**EXERCISE DESCRIPTION:**
Retrieve all lines below that have the string "from".

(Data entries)
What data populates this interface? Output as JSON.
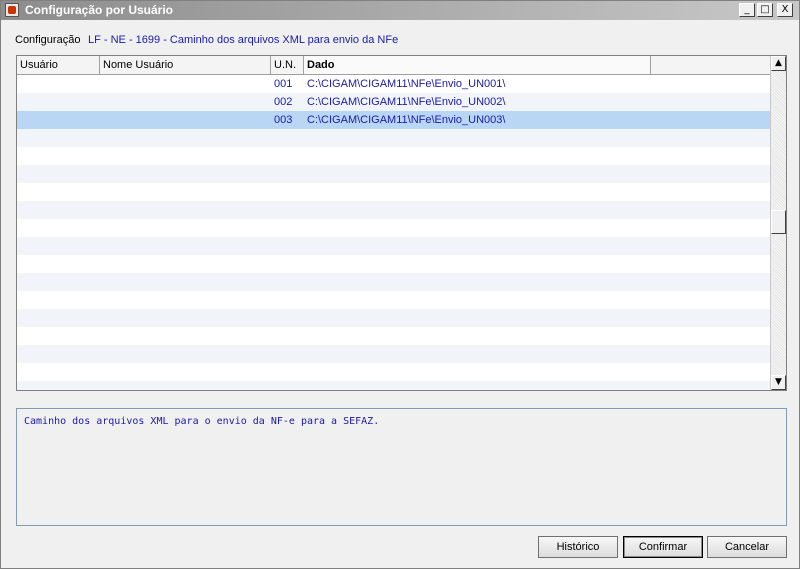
{
  "window": {
    "title": "Configuração por Usuário",
    "controls": {
      "minimize": "_",
      "maximize": "□",
      "close": "X"
    }
  },
  "config": {
    "label": "Configuração",
    "value": "LF - NE - 1699 - Caminho dos arquivos XML para envio da NFe"
  },
  "grid": {
    "columns": [
      "Usuário",
      "Nome Usuário",
      "U.N.",
      "Dado",
      ""
    ],
    "sorted_column": "Dado",
    "rows": [
      {
        "usuario": "",
        "nome": "",
        "un": "001",
        "dado": "C:\\CIGAM\\CIGAM11\\NFe\\Envio_UN001\\"
      },
      {
        "usuario": "",
        "nome": "",
        "un": "002",
        "dado": "C:\\CIGAM\\CIGAM11\\NFe\\Envio_UN002\\"
      },
      {
        "usuario": "",
        "nome": "",
        "un": "003",
        "dado": "C:\\CIGAM\\CIGAM11\\NFe\\Envio_UN003\\"
      }
    ],
    "selected_row": 2,
    "colors": {
      "selected": "#b9d7f5",
      "alt_row": "#f1f4f9",
      "text": "#1a1aaa"
    }
  },
  "description": "Caminho dos arquivos XML para o envio da NF-e para a SEFAZ.",
  "buttons": {
    "historico": "Histórico",
    "confirmar": "Confirmar",
    "cancelar": "Cancelar"
  }
}
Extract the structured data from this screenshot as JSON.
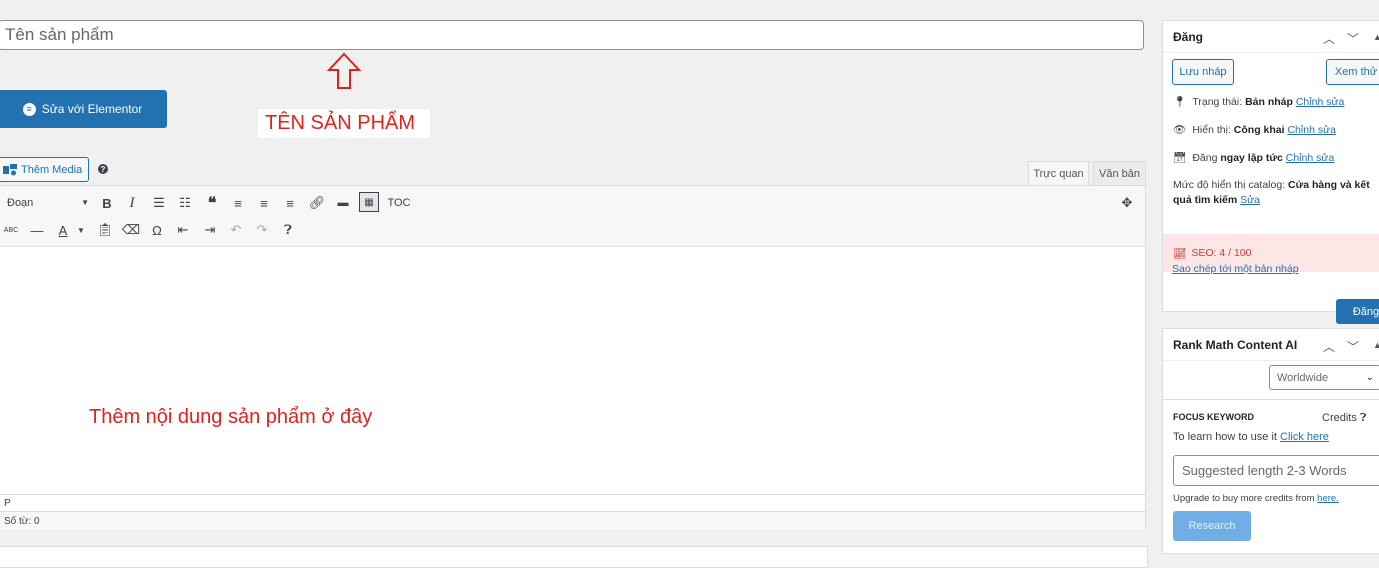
{
  "title_field": {
    "placeholder": "Tên sản phẩm"
  },
  "annotations": {
    "title_hint": "TÊN SẢN PHẨM",
    "content_hint": "Thêm nội dung sản phẩm ở đây",
    "color": "#e0221b"
  },
  "elementor": {
    "label": "Sửa với Elementor",
    "icon": "elementor-icon"
  },
  "media": {
    "label": "Thêm Media"
  },
  "editor_tabs": {
    "visual": "Trực quan",
    "text": "Văn bản",
    "active": "visual"
  },
  "toolbar": {
    "format_select": "Đoạn",
    "toc_label": "TOC",
    "row1_icons": [
      "bold-icon",
      "italic-icon",
      "bullet-list-icon",
      "numbered-list-icon",
      "blockquote-icon",
      "align-left-icon",
      "align-center-icon",
      "align-right-icon",
      "link-icon",
      "read-more-icon",
      "toolbar-toggle-icon"
    ],
    "row2_icons": [
      "strikethrough-icon",
      "horizontal-line-icon",
      "text-color-icon",
      "paste-text-icon",
      "clear-formatting-icon",
      "special-character-icon",
      "outdent-icon",
      "indent-icon",
      "undo-icon",
      "redo-icon",
      "help-icon"
    ]
  },
  "editor_status": {
    "path": "P",
    "word_count": "Số từ: 0"
  },
  "publish_box": {
    "title": "Đăng",
    "save_draft": "Lưu nháp",
    "preview": "Xem thử",
    "status_label": "Trạng thái: ",
    "status_value": "Bản nháp",
    "visibility_label": "Hiển thị: ",
    "visibility_value": "Công khai",
    "schedule_label": "Đăng ",
    "schedule_value": "ngay lập tức",
    "edit_link": "Chỉnh sửa",
    "catalog_label": "Mức độ hiển thị catalog: ",
    "catalog_value_1": "Cửa hàng và kết",
    "catalog_value_2": "quả tìm kiếm",
    "catalog_edit": "Sửa",
    "seo_score": "SEO: 4 / 100",
    "copy_draft": "Sao chép tới một bản nháp",
    "publish": "Đăng"
  },
  "rank_math_box": {
    "title": "Rank Math Content AI",
    "country": "Worldwide",
    "focus_keyword_label": "FOCUS KEYWORD",
    "credits_label": "Credits",
    "learn_text": "To learn how to use it ",
    "learn_link": "Click here",
    "keyword_placeholder": "Suggested length 2-3 Words",
    "upgrade_text": "Upgrade to buy more credits from ",
    "upgrade_link": "here.",
    "research_button": "Research"
  },
  "colors": {
    "accent": "#2271b1",
    "seo_bad": "#d63638",
    "seo_bg": "#fde6e6"
  }
}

**YOUR RESPONSE:**
Extract the structured data from this screenshot as JSON.
    "upgrade_text": "Upgrade to buy more credits from ",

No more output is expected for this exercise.